(Excerpts from an interface dataset)
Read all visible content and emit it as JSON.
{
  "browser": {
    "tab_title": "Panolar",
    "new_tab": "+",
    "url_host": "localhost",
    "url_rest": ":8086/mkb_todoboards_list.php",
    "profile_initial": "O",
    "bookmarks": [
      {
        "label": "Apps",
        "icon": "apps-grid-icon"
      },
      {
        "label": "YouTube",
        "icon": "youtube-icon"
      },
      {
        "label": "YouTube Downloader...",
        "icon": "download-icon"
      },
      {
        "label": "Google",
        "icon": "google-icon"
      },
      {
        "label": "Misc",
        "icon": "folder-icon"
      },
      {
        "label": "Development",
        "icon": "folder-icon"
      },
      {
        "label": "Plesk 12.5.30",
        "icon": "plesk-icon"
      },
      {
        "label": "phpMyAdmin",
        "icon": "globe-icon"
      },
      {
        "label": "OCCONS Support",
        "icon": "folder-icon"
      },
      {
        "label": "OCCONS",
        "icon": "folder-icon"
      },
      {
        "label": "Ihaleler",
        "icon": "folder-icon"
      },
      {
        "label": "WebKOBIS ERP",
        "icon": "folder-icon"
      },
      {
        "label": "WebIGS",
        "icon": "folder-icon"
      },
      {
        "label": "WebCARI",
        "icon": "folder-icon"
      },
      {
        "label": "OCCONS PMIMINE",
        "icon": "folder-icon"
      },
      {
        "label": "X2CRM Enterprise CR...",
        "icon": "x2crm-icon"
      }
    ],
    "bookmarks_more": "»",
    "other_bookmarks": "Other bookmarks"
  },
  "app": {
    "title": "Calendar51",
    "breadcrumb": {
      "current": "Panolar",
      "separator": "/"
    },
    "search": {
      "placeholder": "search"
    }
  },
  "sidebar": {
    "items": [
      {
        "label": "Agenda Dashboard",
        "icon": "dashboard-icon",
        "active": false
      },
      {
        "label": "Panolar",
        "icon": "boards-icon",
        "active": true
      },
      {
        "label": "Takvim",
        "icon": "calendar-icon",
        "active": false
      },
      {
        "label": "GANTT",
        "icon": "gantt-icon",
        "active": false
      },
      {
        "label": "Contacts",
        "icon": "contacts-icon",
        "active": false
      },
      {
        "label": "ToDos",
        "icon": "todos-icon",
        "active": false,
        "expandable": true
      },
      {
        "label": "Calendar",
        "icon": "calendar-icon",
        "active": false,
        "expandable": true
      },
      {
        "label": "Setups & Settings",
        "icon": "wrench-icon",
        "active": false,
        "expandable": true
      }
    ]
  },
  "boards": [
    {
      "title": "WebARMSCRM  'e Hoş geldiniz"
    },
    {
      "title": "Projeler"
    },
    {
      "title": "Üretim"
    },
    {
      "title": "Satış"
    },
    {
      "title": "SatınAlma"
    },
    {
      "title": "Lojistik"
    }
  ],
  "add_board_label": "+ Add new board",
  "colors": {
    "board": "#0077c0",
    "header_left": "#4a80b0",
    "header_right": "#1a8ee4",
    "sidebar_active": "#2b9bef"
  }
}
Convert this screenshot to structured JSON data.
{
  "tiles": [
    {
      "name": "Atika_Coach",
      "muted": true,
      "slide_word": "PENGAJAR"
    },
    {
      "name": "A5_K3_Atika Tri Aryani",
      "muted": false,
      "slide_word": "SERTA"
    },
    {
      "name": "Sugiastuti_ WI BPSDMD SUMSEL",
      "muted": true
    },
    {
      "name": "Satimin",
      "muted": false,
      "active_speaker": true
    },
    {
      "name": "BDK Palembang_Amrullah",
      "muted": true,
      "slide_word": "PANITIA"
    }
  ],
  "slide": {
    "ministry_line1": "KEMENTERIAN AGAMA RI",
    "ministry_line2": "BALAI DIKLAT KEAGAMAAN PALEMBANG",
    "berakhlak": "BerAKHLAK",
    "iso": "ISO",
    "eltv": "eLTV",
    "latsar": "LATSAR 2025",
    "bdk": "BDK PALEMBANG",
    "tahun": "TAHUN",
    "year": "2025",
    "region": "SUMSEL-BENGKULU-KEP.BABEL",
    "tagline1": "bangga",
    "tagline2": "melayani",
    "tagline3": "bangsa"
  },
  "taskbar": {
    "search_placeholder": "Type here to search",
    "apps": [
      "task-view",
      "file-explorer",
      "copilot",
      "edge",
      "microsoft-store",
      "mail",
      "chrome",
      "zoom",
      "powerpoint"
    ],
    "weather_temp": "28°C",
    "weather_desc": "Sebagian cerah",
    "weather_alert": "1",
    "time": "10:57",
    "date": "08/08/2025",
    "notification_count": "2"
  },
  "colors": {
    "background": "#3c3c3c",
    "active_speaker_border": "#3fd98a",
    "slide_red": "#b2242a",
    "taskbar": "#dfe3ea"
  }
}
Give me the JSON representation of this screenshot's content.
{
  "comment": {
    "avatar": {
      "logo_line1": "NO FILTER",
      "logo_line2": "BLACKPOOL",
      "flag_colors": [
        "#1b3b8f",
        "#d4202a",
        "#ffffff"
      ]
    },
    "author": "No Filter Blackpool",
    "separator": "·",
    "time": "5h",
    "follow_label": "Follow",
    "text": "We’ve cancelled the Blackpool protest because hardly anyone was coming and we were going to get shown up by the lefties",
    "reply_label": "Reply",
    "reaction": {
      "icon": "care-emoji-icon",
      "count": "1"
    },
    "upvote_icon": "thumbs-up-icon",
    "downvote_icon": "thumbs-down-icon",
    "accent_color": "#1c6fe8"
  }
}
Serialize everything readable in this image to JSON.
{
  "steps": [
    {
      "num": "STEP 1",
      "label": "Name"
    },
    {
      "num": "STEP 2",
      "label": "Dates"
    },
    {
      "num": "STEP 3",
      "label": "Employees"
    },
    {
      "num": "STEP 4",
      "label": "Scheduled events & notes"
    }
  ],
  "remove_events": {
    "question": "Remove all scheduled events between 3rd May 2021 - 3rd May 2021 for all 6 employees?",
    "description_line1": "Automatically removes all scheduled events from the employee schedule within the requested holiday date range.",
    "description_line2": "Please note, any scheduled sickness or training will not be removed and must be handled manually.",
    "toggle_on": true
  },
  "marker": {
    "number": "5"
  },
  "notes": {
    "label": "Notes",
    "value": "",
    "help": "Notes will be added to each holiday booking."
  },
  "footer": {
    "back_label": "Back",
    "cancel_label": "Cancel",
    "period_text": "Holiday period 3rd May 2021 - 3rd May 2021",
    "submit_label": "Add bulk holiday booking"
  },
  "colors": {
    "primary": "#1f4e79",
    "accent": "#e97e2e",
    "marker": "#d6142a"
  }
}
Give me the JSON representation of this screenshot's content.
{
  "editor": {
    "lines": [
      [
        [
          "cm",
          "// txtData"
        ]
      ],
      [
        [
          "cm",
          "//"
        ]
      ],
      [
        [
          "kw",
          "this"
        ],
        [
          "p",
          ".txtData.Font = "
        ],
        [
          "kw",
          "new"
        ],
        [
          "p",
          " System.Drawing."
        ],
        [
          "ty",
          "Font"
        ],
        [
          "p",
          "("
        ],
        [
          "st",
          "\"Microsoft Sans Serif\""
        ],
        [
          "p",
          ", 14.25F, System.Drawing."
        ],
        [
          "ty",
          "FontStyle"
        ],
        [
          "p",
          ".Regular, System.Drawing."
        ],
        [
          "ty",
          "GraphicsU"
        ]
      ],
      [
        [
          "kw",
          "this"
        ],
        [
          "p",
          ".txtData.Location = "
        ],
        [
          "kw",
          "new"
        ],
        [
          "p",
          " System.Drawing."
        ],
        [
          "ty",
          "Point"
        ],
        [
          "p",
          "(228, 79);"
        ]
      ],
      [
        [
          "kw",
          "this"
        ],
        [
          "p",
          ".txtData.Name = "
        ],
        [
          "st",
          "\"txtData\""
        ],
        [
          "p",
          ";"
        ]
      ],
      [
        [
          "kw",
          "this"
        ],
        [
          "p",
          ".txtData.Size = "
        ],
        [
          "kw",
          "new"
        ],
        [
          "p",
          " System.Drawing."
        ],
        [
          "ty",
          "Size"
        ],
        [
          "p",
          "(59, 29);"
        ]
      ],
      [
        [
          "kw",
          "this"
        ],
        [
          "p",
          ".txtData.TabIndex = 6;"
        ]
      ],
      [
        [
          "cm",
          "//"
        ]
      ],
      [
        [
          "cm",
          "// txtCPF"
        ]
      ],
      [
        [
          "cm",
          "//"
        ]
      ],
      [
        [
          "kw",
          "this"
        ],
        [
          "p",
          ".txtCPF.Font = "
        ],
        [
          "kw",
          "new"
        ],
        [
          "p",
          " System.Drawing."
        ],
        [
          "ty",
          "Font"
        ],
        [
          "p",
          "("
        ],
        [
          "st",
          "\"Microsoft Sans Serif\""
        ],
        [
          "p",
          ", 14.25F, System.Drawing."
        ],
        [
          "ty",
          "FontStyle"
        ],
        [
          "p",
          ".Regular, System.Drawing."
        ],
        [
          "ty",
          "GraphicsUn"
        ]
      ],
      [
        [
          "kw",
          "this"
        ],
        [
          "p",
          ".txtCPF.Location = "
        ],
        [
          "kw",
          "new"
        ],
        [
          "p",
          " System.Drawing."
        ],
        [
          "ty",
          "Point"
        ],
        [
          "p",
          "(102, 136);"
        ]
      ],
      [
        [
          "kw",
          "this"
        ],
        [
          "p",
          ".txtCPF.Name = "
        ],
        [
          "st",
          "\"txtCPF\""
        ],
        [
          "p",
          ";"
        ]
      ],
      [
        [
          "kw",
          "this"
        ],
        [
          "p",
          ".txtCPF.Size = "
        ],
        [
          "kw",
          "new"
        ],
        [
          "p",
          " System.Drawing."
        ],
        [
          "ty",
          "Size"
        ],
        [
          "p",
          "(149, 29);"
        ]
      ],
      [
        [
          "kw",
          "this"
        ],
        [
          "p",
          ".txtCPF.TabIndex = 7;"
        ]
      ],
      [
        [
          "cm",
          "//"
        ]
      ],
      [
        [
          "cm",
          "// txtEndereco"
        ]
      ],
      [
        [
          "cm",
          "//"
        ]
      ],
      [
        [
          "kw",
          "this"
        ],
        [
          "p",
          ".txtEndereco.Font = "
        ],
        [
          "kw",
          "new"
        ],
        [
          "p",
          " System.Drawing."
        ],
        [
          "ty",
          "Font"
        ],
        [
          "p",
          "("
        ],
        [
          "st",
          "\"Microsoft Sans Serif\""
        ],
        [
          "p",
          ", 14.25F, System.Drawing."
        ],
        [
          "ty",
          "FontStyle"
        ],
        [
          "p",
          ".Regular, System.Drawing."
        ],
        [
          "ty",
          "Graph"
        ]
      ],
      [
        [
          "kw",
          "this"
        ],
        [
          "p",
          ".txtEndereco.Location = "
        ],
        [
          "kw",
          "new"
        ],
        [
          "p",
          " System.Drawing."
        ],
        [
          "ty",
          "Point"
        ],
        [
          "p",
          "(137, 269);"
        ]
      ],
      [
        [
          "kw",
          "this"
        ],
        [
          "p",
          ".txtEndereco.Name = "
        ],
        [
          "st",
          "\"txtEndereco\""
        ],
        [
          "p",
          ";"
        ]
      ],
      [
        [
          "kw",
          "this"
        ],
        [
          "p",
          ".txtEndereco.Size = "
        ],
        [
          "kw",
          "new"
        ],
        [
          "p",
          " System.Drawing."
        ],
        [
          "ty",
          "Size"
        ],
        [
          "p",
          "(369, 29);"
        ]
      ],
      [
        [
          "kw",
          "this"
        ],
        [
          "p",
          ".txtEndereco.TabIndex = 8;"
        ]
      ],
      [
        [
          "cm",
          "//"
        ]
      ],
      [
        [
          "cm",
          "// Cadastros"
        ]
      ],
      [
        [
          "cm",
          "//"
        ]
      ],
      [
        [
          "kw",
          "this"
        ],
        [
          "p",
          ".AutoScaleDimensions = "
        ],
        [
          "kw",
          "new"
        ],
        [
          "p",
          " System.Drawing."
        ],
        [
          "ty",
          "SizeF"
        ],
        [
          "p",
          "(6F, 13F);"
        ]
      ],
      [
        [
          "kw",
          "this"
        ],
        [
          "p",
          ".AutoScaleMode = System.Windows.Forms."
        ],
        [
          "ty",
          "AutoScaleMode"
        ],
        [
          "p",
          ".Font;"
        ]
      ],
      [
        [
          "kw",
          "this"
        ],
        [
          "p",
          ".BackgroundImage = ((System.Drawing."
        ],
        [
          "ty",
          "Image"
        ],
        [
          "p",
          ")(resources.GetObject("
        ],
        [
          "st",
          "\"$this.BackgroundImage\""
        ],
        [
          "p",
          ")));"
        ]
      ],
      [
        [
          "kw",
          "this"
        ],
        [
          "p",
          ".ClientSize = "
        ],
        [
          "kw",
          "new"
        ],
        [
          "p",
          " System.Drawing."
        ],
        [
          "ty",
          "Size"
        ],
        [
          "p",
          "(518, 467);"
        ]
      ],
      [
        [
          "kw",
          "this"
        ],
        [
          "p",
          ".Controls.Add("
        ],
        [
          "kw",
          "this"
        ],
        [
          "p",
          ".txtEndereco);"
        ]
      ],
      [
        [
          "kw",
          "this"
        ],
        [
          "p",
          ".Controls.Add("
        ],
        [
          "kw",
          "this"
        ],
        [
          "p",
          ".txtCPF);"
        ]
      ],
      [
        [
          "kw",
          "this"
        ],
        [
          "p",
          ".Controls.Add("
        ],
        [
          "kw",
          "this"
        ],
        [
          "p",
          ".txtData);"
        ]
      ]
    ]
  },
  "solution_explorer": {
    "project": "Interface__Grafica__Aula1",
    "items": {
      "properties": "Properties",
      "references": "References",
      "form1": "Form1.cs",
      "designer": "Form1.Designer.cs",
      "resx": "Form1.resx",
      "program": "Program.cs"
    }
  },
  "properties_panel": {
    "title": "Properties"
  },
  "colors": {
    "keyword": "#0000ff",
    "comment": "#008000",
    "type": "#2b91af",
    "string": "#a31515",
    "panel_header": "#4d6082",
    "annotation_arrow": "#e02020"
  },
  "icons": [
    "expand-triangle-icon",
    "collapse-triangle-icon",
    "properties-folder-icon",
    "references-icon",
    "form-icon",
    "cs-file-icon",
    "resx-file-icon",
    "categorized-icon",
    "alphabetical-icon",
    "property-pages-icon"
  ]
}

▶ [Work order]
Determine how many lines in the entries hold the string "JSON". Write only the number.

▶ [Written reply]
5